The Greater and Lesser Nobility in Early Modern Europe: Poland-Lithuania and England and Wales in the Sixteenth Century
Title: The Greater and Lesser Nobility in Early Modern Europe: Poland-Lithuania and England and Wales in the Sixteenth Century
Author: GROMELSKI, Tomasz W.
Series/Report no.: EUI MWP; 2010/25
This paper comparatively discusses the relationship between the greater and lesser nobilities in two contrasting polities - sixteenth-century Poland-Lithuania and Tudor England. It argues that the szlachta’s and the gentry’s (the lesser nobility in Poland and England respectively) relations with their social superiors seem not to have undergone such significant changes since the late Middle Ages as has often been argued. The aristocracy were seen as the wealthier, more powerful and more respectable section of the wider class of gentlemen. They were expected to act as leaders of the gentry and the people in peace and at war, and to assist the monarch in running the country through participation in government and administration. From the perspective of the gentry, the great nobles were providers or brokers of patronage who, in exchange for loyalty and service, offered protection and rewards as well as access to the court. This symbiosis, which worked rather well despite occasional disputes, was cemented by traditions of reciprocity, blood links and personal allegiances. The differences in wealth and power between individual nobles and the rank-and-file szlachta and gentry were often great, but in the sixteenth century both lesser nobilities felt quite confident of their relations with their superiors. In the case of England, this seems to have been a consequence of the gentry oligarchies’ direct links with the court as well as their increasing importance as provincial magistrates and administrators. In Poland-Lithuania the szlachta could still challenge the magnates, who had not yet become the notoriously over-mighty subjects of the next era.

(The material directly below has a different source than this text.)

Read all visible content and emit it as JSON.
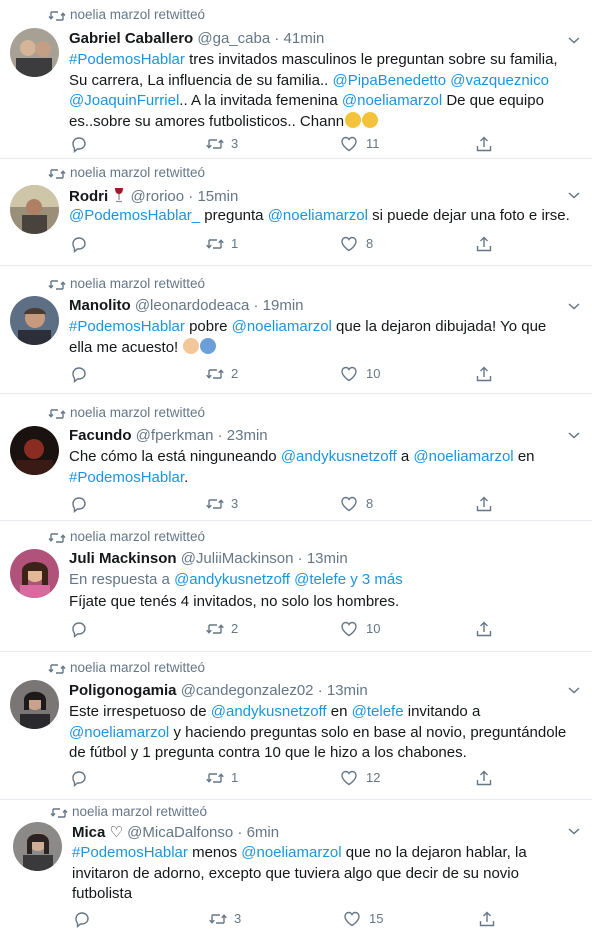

Subject: Nobility; aristocracy; gentry; szlachta; magnates; social structure; patronage; clients; affinity
Type of Access: openAccess